Now, looking at the cut-throat market of today, who would be willing to take such a risk? That's right – nobody. The bottom line is that until the market gets over-saturated, tech advancements slow down, and sales chill out, there will be no need for anybody to make such a “make it or break it” attempt. In fact, everyone is so infatuated with the current type of smartphone, which is still in its evolution state, that I am not even certain if anyone has the imagination to actually come up with something vastly different. For that reason, we are stuck with companies re-making and re-imagining the same successful formula over and over. And, it just so happens that a “successful formula” for a smartphone is determined by a popularity contest... and we all know who's been winning that for a while now.
This absolutely does not mean that carbon copies are OK

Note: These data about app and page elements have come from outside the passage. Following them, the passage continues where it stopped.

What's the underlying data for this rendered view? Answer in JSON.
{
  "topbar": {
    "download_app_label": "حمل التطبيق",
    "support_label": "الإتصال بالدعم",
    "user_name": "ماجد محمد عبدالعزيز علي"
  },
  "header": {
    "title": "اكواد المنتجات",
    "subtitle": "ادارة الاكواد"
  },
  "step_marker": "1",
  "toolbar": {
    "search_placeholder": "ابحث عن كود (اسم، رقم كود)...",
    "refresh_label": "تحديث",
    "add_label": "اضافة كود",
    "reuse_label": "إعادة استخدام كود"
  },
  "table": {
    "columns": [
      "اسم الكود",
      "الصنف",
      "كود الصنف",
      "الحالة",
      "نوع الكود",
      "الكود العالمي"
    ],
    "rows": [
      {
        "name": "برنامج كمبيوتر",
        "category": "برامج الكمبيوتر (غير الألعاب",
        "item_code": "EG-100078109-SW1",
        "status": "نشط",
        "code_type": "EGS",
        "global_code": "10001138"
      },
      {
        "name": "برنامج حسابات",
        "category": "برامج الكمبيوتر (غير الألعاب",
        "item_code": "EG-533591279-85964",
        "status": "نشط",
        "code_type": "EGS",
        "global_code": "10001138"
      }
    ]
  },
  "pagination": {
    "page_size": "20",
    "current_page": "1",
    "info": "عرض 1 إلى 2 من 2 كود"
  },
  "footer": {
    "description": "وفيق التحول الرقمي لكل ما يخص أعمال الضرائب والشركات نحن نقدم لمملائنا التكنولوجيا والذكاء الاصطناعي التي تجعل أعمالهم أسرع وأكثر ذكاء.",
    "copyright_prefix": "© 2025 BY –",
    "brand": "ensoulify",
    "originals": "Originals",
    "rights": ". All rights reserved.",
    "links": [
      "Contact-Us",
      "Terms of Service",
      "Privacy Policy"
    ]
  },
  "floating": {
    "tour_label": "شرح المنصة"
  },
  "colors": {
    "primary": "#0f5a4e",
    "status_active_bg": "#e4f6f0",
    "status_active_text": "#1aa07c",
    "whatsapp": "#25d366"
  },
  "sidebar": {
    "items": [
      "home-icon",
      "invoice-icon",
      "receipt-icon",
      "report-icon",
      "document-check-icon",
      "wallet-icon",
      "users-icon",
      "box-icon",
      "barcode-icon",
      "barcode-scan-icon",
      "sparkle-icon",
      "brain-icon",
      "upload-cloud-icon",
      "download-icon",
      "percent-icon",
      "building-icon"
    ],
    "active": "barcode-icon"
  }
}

Let me just make it clear that companies that try to turn a quick buck by building a carbon-copy product with junkyard parts irk me as much as the next guy. Also, I am no fan of naming scheme copying – the fact that so many phablets that come from Chinese manufacturers are dubbed "Note" just rubs me the wrong way (not even going to mention the MiPad... oh, wait – I did).
Not everybody reads up on tech news, not everybody follows the smartphone market closely, and there are relatively few people out there in the world, who understand the rule that "If it looks too good to be true – it probably isn't" (in the context of seeing a super cheap price-tag on a top-tier smartphone). Users who get duped into buying a counterfeit Galaxy S6 may eventually find out that they have been sold a potato, but the fact remains that, from now on, their brain will be hardwired to doubt Samsung products – because the only “real” experience they've had with one would actually be this pretty “fake” one. Users who buy the “Super-awesome iCommunicator Note” may learn to associate the word “Note” with “paperweight-that-looks-like-a-phone”, which puts Samsung's Note line in danger of losing potential buyers.
My point is that carbon copies, or attempts to ride the fame wave of a phone's name, may actually hurt the originator companies – the one that put the money and effort into developing and perfecting the tech that we all love and use on a day-to-day basis. So, to make it absolutely clear, I may like to play devil's advocate when a certain company “draws inspiration” from another, but outright copying is never OK, and I often suggest against the purchasing of such products – to protect the customer, and to deprive the manufacturer of at least a bit of profit.